WHEN IS A FOOTBALL FILM NOT A FOOTBALL FILM? Criticism that football films never succeed and that you can never recreate the unscripted drama of sport are countered by producer Andy Harries. “Part of the trick is to not feature football too much. We’ve chosen judicious moments. We’re playing a lot of it off reaction shots off Clough and Taylor. So you’re watching football, you’re seeing football but you’re not emotionally involved in the game. You’re emotionally involved in their watching it. Through their reactions you know what’s happening on the pitch.”
So it’s a film about football. About men who live, breathe, eat, sleep, football. But yet it’s not. It’s about so much more than that. As Tim Spall accurately explains: “It’s a very interesting exploration of ambition, single–mindedness, a sporting marriage, and a great rivalry. All these aspects which are universal.”

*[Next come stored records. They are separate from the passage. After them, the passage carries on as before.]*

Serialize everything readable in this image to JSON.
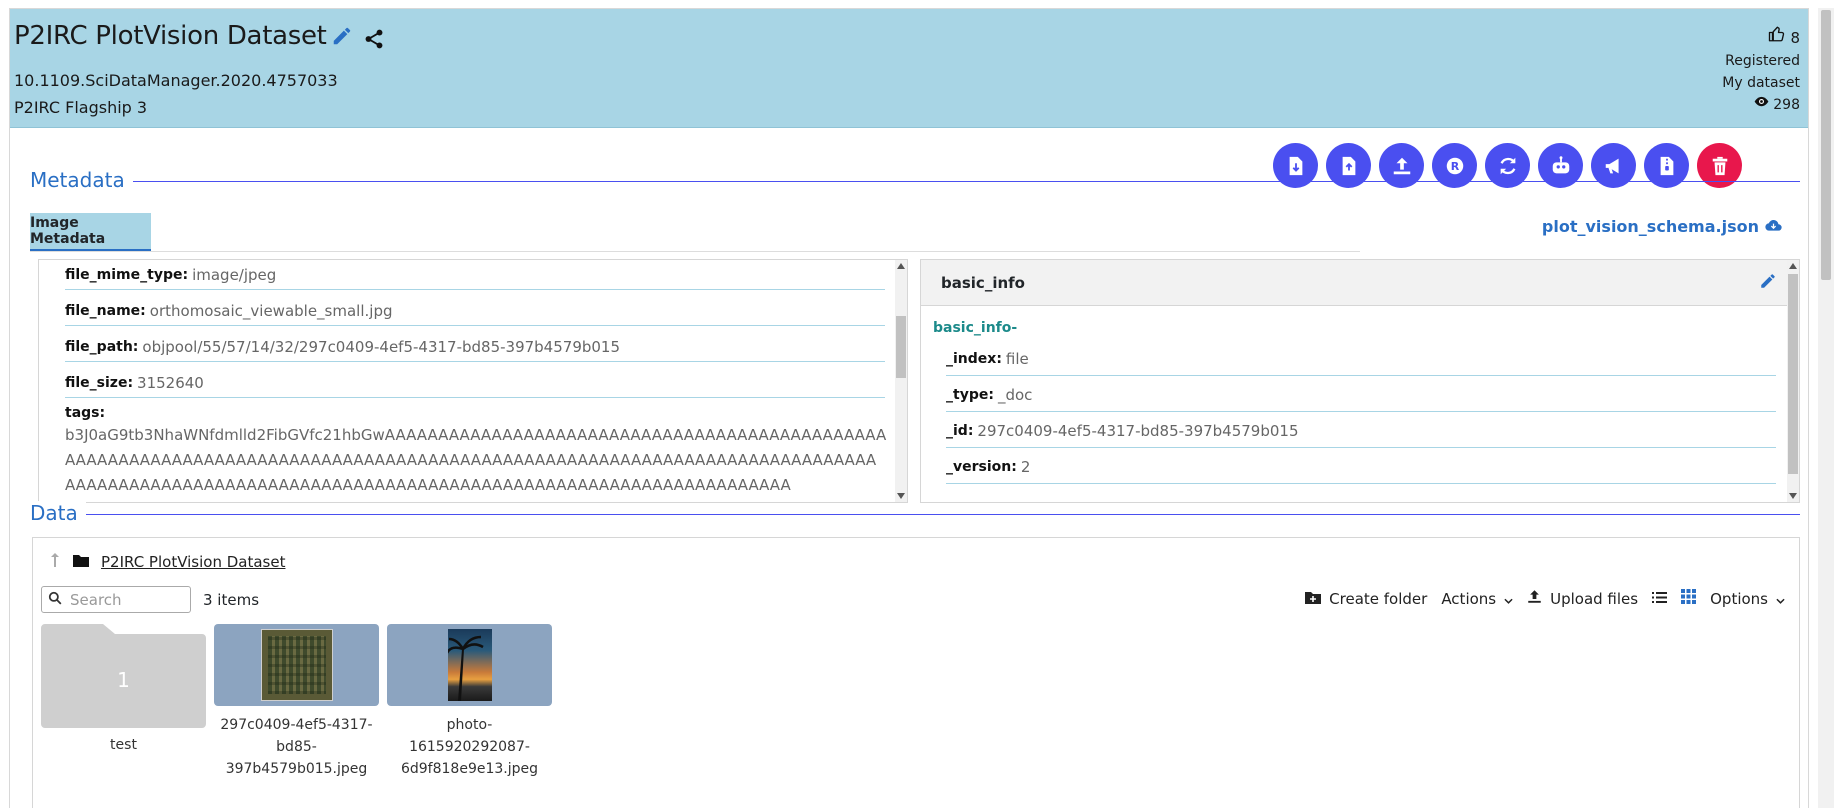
{
  "header": {
    "title": "P2IRC PlotVision Dataset",
    "doi": "10.1109.SciDataManager.2020.4757033",
    "subtitle": "P2IRC Flagship 3",
    "likes": "8",
    "status": "Registered",
    "ownership": "My dataset",
    "views": "298"
  },
  "toolbar": {
    "buttons": [
      "download-file",
      "upload-file",
      "upload",
      "register",
      "refresh",
      "bot",
      "announce",
      "document",
      "delete"
    ]
  },
  "metadata": {
    "section_label": "Metadata",
    "tab_label": "Image Metadata",
    "schema_link": "plot_vision_schema.json",
    "fields": [
      {
        "key": "file_mime_type:",
        "value": "image/jpeg"
      },
      {
        "key": "file_name:",
        "value": "orthomosaic_viewable_small.jpg"
      },
      {
        "key": "file_path:",
        "value": "objpool/55/57/14/32/297c0409-4ef5-4317-bd85-397b4579b015"
      },
      {
        "key": "file_size:",
        "value": "3152640"
      }
    ],
    "tags_key": "tags:",
    "tags_value": "b3J0aG9tb3NhaWNfdmlld2FibGVfc21hbGwAAAAAAAAAAAAAAAAAAAAAAAAAAAAAAAAAAAAAAAAAAAAAAAAAAAAAAAAAAAAAAAAAAAAAAAAAAAAAAAAAAAAAAAAAAAAAAAAAAAAAAAAAAAAAAAAAAAAAAAAAAAAAAAAAAAAAAAAAAAAAAAAAAAAAAAAAAAAAAAAAAAAAAAAAAAAAAAAAAAAAAAAAAAAAAA",
    "basic_info": {
      "title": "basic_info",
      "group_label": "basic_info-",
      "fields": [
        {
          "key": "_index:",
          "value": "file"
        },
        {
          "key": "_type:",
          "value": "_doc"
        },
        {
          "key": "_id:",
          "value": "297c0409-4ef5-4317-bd85-397b4579b015"
        },
        {
          "key": "_version:",
          "value": "2"
        }
      ]
    }
  },
  "data": {
    "section_label": "Data",
    "breadcrumb": "P2IRC PlotVision Dataset",
    "search_placeholder": "Search",
    "item_count": "3 items",
    "create_folder": "Create folder",
    "actions": "Actions",
    "upload_files": "Upload files",
    "options": "Options",
    "items": [
      {
        "name": "test",
        "type": "folder",
        "count": "1"
      },
      {
        "name": "297c0409-4ef5-4317-bd85-397b4579b015.jpeg",
        "line1": "297c0409-4ef5-4317-",
        "line2": "bd85-397b4579b015.jpeg",
        "type": "image"
      },
      {
        "name": "photo-1615920292087-6d9f818e9e13.jpeg",
        "line1": "photo-1615920292087-",
        "line2": "6d9f818e9e13.jpeg",
        "type": "image"
      }
    ]
  },
  "colors": {
    "header_bg": "#a8d5e5",
    "accent": "#4a4ff0",
    "link": "#2a6fc4",
    "danger": "#e8174c",
    "teal": "#1c8a8a"
  }
}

Michael Sheen agrees: “I think the relationship between Clough and Taylor is incredibly complex. It’s codependent. It’s also one that changes over time. Taylor says that they were very incompatible people. That they had nothing in common other than an obsession for talking, watching, analysing and dreaming about football. But this brought them incredibly close together. Then over time that relationship changed. In that Taylor was no longer the father figure. Clough’s personality, that dynamic, charismatic, firebrand kind of personality and Taylor, who was happier to sit back and not have the limelight on him but still incredibly insightful and driven as Clough – as two they locked together. They fitted together but all kind of resentments and dark moments crept into it.”

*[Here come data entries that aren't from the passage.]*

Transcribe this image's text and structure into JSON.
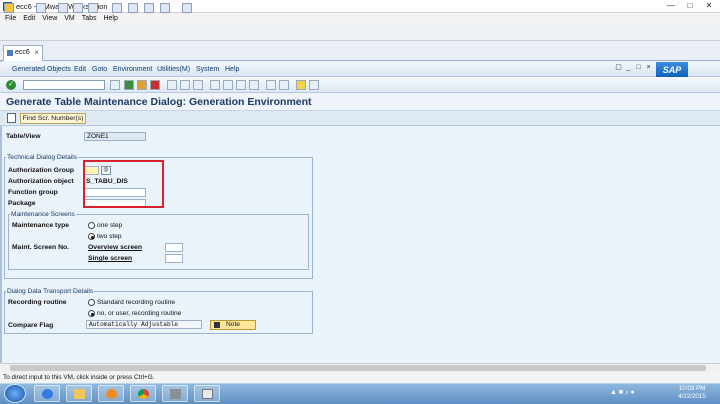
{
  "window": {
    "title": "ecc6 - VMware Workstation",
    "controls": [
      "minimize-icon",
      "maximize-icon",
      "close-icon"
    ]
  },
  "vm_menu": [
    "File",
    "Edit",
    "View",
    "VM",
    "Tabs",
    "Help"
  ],
  "vm_tab": {
    "label": "ecc6"
  },
  "sap_menu": [
    "Generated Objects",
    "Edit",
    "Goto",
    "Environment",
    "Utilities(M)",
    "System",
    "Help"
  ],
  "sap_logo": "SAP",
  "screen_title": "Generate Table Maintenance Dialog: Generation Environment",
  "app_toolbar": {
    "find_button": "Find Scr. Number(s)"
  },
  "table_view": {
    "label": "Table/View",
    "value": "ZONE1"
  },
  "technical": {
    "title": "Technical Dialog Details",
    "auth_group_label": "Authorization Group",
    "auth_group_value": "",
    "auth_object_label": "Authorization object",
    "auth_object_value": "S_TABU_DIS",
    "function_group_label": "Function group",
    "function_group_value": "",
    "package_label": "Package",
    "package_value": ""
  },
  "maintenance": {
    "title": "Maintenance Screens",
    "type_label": "Maintenance type",
    "option_one": "one step",
    "option_two": "two step",
    "selected": "two step",
    "screen_no_label": "Maint. Screen No.",
    "overview_label": "Overview screen",
    "overview_value": "",
    "single_label": "Single screen",
    "single_value": ""
  },
  "transport": {
    "title": "Dialog Data Transport Details",
    "recording_label": "Recording routine",
    "option_standard": "Standard recording routine",
    "option_user": "no, or user, recording routine",
    "selected": "no, or user, recording routine",
    "compare_label": "Compare Flag",
    "compare_value": "Automatically Adjustable",
    "note_button": "Note"
  },
  "status_bar": "To direct input to this VM, click inside or press Ctrl+G.",
  "taskbar": {
    "time": "10:03 PM",
    "date": "4/22/2015"
  }
}
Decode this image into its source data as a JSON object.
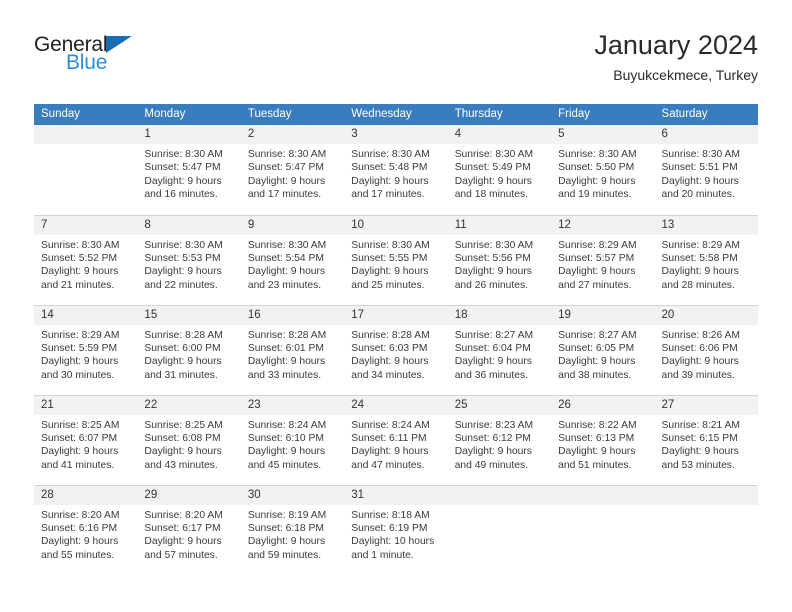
{
  "brand": {
    "name_top": "General",
    "name_bottom": "Blue",
    "triangle_color": "#1a6db5",
    "text_color": "#231f20",
    "accent_color": "#2e8fd9"
  },
  "header": {
    "title": "January 2024",
    "subtitle": "Buyukcekmece, Turkey"
  },
  "theme": {
    "header_bg": "#3a7dbf",
    "header_text": "#ffffff",
    "daynum_bg": "#f2f2f2",
    "cell_bg": "#ffffff",
    "grid_line": "#d4d4d4",
    "body_text": "#3b3b3b"
  },
  "columns": [
    "Sunday",
    "Monday",
    "Tuesday",
    "Wednesday",
    "Thursday",
    "Friday",
    "Saturday"
  ],
  "weeks": [
    [
      {
        "day": "",
        "blank": true,
        "sunrise": "",
        "sunset": "",
        "daylight_1": "",
        "daylight_2": ""
      },
      {
        "day": "1",
        "sunrise": "Sunrise: 8:30 AM",
        "sunset": "Sunset: 5:47 PM",
        "daylight_1": "Daylight: 9 hours",
        "daylight_2": "and 16 minutes."
      },
      {
        "day": "2",
        "sunrise": "Sunrise: 8:30 AM",
        "sunset": "Sunset: 5:47 PM",
        "daylight_1": "Daylight: 9 hours",
        "daylight_2": "and 17 minutes."
      },
      {
        "day": "3",
        "sunrise": "Sunrise: 8:30 AM",
        "sunset": "Sunset: 5:48 PM",
        "daylight_1": "Daylight: 9 hours",
        "daylight_2": "and 17 minutes."
      },
      {
        "day": "4",
        "sunrise": "Sunrise: 8:30 AM",
        "sunset": "Sunset: 5:49 PM",
        "daylight_1": "Daylight: 9 hours",
        "daylight_2": "and 18 minutes."
      },
      {
        "day": "5",
        "sunrise": "Sunrise: 8:30 AM",
        "sunset": "Sunset: 5:50 PM",
        "daylight_1": "Daylight: 9 hours",
        "daylight_2": "and 19 minutes."
      },
      {
        "day": "6",
        "sunrise": "Sunrise: 8:30 AM",
        "sunset": "Sunset: 5:51 PM",
        "daylight_1": "Daylight: 9 hours",
        "daylight_2": "and 20 minutes."
      }
    ],
    [
      {
        "day": "7",
        "sunrise": "Sunrise: 8:30 AM",
        "sunset": "Sunset: 5:52 PM",
        "daylight_1": "Daylight: 9 hours",
        "daylight_2": "and 21 minutes."
      },
      {
        "day": "8",
        "sunrise": "Sunrise: 8:30 AM",
        "sunset": "Sunset: 5:53 PM",
        "daylight_1": "Daylight: 9 hours",
        "daylight_2": "and 22 minutes."
      },
      {
        "day": "9",
        "sunrise": "Sunrise: 8:30 AM",
        "sunset": "Sunset: 5:54 PM",
        "daylight_1": "Daylight: 9 hours",
        "daylight_2": "and 23 minutes."
      },
      {
        "day": "10",
        "sunrise": "Sunrise: 8:30 AM",
        "sunset": "Sunset: 5:55 PM",
        "daylight_1": "Daylight: 9 hours",
        "daylight_2": "and 25 minutes."
      },
      {
        "day": "11",
        "sunrise": "Sunrise: 8:30 AM",
        "sunset": "Sunset: 5:56 PM",
        "daylight_1": "Daylight: 9 hours",
        "daylight_2": "and 26 minutes."
      },
      {
        "day": "12",
        "sunrise": "Sunrise: 8:29 AM",
        "sunset": "Sunset: 5:57 PM",
        "daylight_1": "Daylight: 9 hours",
        "daylight_2": "and 27 minutes."
      },
      {
        "day": "13",
        "sunrise": "Sunrise: 8:29 AM",
        "sunset": "Sunset: 5:58 PM",
        "daylight_1": "Daylight: 9 hours",
        "daylight_2": "and 28 minutes."
      }
    ],
    [
      {
        "day": "14",
        "sunrise": "Sunrise: 8:29 AM",
        "sunset": "Sunset: 5:59 PM",
        "daylight_1": "Daylight: 9 hours",
        "daylight_2": "and 30 minutes."
      },
      {
        "day": "15",
        "sunrise": "Sunrise: 8:28 AM",
        "sunset": "Sunset: 6:00 PM",
        "daylight_1": "Daylight: 9 hours",
        "daylight_2": "and 31 minutes."
      },
      {
        "day": "16",
        "sunrise": "Sunrise: 8:28 AM",
        "sunset": "Sunset: 6:01 PM",
        "daylight_1": "Daylight: 9 hours",
        "daylight_2": "and 33 minutes."
      },
      {
        "day": "17",
        "sunrise": "Sunrise: 8:28 AM",
        "sunset": "Sunset: 6:03 PM",
        "daylight_1": "Daylight: 9 hours",
        "daylight_2": "and 34 minutes."
      },
      {
        "day": "18",
        "sunrise": "Sunrise: 8:27 AM",
        "sunset": "Sunset: 6:04 PM",
        "daylight_1": "Daylight: 9 hours",
        "daylight_2": "and 36 minutes."
      },
      {
        "day": "19",
        "sunrise": "Sunrise: 8:27 AM",
        "sunset": "Sunset: 6:05 PM",
        "daylight_1": "Daylight: 9 hours",
        "daylight_2": "and 38 minutes."
      },
      {
        "day": "20",
        "sunrise": "Sunrise: 8:26 AM",
        "sunset": "Sunset: 6:06 PM",
        "daylight_1": "Daylight: 9 hours",
        "daylight_2": "and 39 minutes."
      }
    ],
    [
      {
        "day": "21",
        "sunrise": "Sunrise: 8:25 AM",
        "sunset": "Sunset: 6:07 PM",
        "daylight_1": "Daylight: 9 hours",
        "daylight_2": "and 41 minutes."
      },
      {
        "day": "22",
        "sunrise": "Sunrise: 8:25 AM",
        "sunset": "Sunset: 6:08 PM",
        "daylight_1": "Daylight: 9 hours",
        "daylight_2": "and 43 minutes."
      },
      {
        "day": "23",
        "sunrise": "Sunrise: 8:24 AM",
        "sunset": "Sunset: 6:10 PM",
        "daylight_1": "Daylight: 9 hours",
        "daylight_2": "and 45 minutes."
      },
      {
        "day": "24",
        "sunrise": "Sunrise: 8:24 AM",
        "sunset": "Sunset: 6:11 PM",
        "daylight_1": "Daylight: 9 hours",
        "daylight_2": "and 47 minutes."
      },
      {
        "day": "25",
        "sunrise": "Sunrise: 8:23 AM",
        "sunset": "Sunset: 6:12 PM",
        "daylight_1": "Daylight: 9 hours",
        "daylight_2": "and 49 minutes."
      },
      {
        "day": "26",
        "sunrise": "Sunrise: 8:22 AM",
        "sunset": "Sunset: 6:13 PM",
        "daylight_1": "Daylight: 9 hours",
        "daylight_2": "and 51 minutes."
      },
      {
        "day": "27",
        "sunrise": "Sunrise: 8:21 AM",
        "sunset": "Sunset: 6:15 PM",
        "daylight_1": "Daylight: 9 hours",
        "daylight_2": "and 53 minutes."
      }
    ],
    [
      {
        "day": "28",
        "sunrise": "Sunrise: 8:20 AM",
        "sunset": "Sunset: 6:16 PM",
        "daylight_1": "Daylight: 9 hours",
        "daylight_2": "and 55 minutes."
      },
      {
        "day": "29",
        "sunrise": "Sunrise: 8:20 AM",
        "sunset": "Sunset: 6:17 PM",
        "daylight_1": "Daylight: 9 hours",
        "daylight_2": "and 57 minutes."
      },
      {
        "day": "30",
        "sunrise": "Sunrise: 8:19 AM",
        "sunset": "Sunset: 6:18 PM",
        "daylight_1": "Daylight: 9 hours",
        "daylight_2": "and 59 minutes."
      },
      {
        "day": "31",
        "sunrise": "Sunrise: 8:18 AM",
        "sunset": "Sunset: 6:19 PM",
        "daylight_1": "Daylight: 10 hours",
        "daylight_2": "and 1 minute."
      },
      {
        "day": "",
        "blank": true,
        "sunrise": "",
        "sunset": "",
        "daylight_1": "",
        "daylight_2": ""
      },
      {
        "day": "",
        "blank": true,
        "sunrise": "",
        "sunset": "",
        "daylight_1": "",
        "daylight_2": ""
      },
      {
        "day": "",
        "blank": true,
        "sunrise": "",
        "sunset": "",
        "daylight_1": "",
        "daylight_2": ""
      }
    ]
  ]
}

It’s not an overstatement to say it’s as complex as marriage. Clough’s home life seems incredibly solid and secure. His wife Barbara gave him a stability, a solidity in his life. The family life, that was incredibly important to him. Even though he spent a lot of time away from them. All the fireworks seems to happen between him and Taylor”

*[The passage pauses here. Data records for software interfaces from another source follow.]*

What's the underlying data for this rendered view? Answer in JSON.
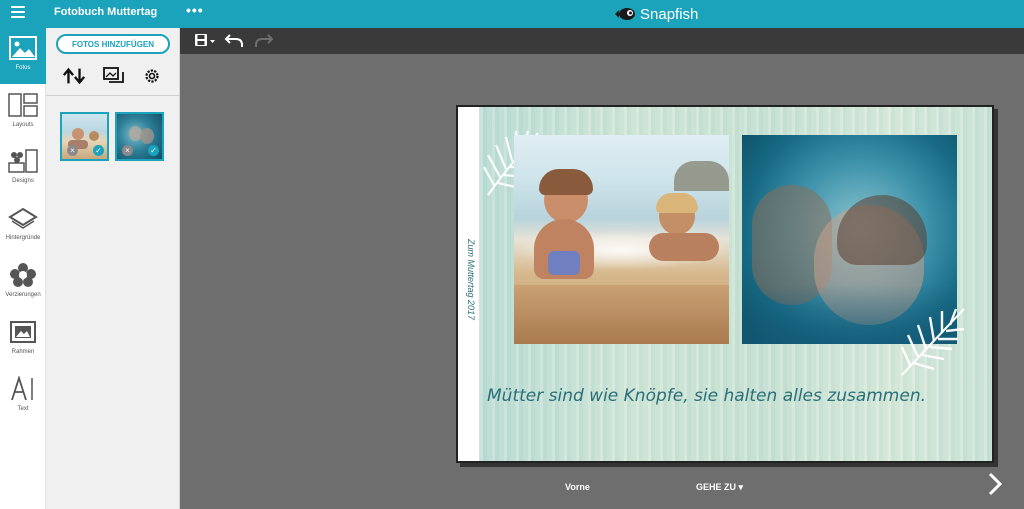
{
  "topbar": {
    "doc_title": "Fotobuch Muttertag",
    "more_label": "•••",
    "brand_name": "Snapfish",
    "color": "#1ba3bb"
  },
  "leftnav": {
    "items": [
      {
        "label": "Fotos",
        "icon": "photos-icon",
        "active": true
      },
      {
        "label": "Layouts",
        "icon": "layouts-icon"
      },
      {
        "label": "Designs",
        "icon": "designs-icon"
      },
      {
        "label": "Hintergründe",
        "icon": "backgrounds-icon"
      },
      {
        "label": "Verzierungen",
        "icon": "embellishments-icon"
      },
      {
        "label": "Rahmen",
        "icon": "frames-icon"
      },
      {
        "label": "Text",
        "icon": "text-icon"
      }
    ]
  },
  "photopanel": {
    "add_button": "FOTOS HINZUFÜGEN",
    "tools": [
      "sort-icon",
      "photo-swap-icon",
      "settings-icon"
    ],
    "thumbnails": [
      {
        "name": "beach-kids-thumb",
        "used": true
      },
      {
        "name": "mother-daughter-thumb",
        "used": true
      }
    ]
  },
  "toolbar": {
    "items": [
      "save-icon",
      "undo-icon",
      "redo-icon"
    ]
  },
  "spread": {
    "spine_text": "Zum Muttertag 2017",
    "quote": "Mütter sind wie Knöpfe, sie halten alles zusammen."
  },
  "bottom": {
    "page_label": "Vorne",
    "goto_label": "GEHE ZU ▾"
  }
}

Director Tom Hooper has the final word on how he expects the public to receive the film. “I think it’s an intriguing study of one of Britain’s great 20th century sporting icons. Anyone with interest in football is fascinated by Brian Clough. Anyone with no interest in football will have fascination with this great and complex man. I think it’s a very moving story of friendship, jealousy and betrayal. Films exploring professional rivalry and professional jealousy are rare. But rivalry and jealousy are what everybody has to deal with in almost every job – it’s a universal story.”
HOW SHOULD LEEDS FANS TAKE IT? On the chin. Peace is no lover of Leeds United (‘hateful, hateful place; spiteful, spiteful place’). His bitter depictions of genuinely loved players can grate. Johnny Giles took the publisher to court over his own role in the story. He won an apology and damages for the suggestion that he had been instrumental in Clough’s sacking. The book is fairly unsympathetic on the football side too. But any team that boasted Giles and Eddie Gray as players can’t have been all brawn and cynicism.
But taken as it should be – as a piece of fiction based on fact – there can be no denying Peace’s achievement. Anyway, don’t all football fans like a bit of extra legend and aura surrounding their football club? The Damned United will, like the wonderful football team it portrays, only add to the legacy of Leeds United.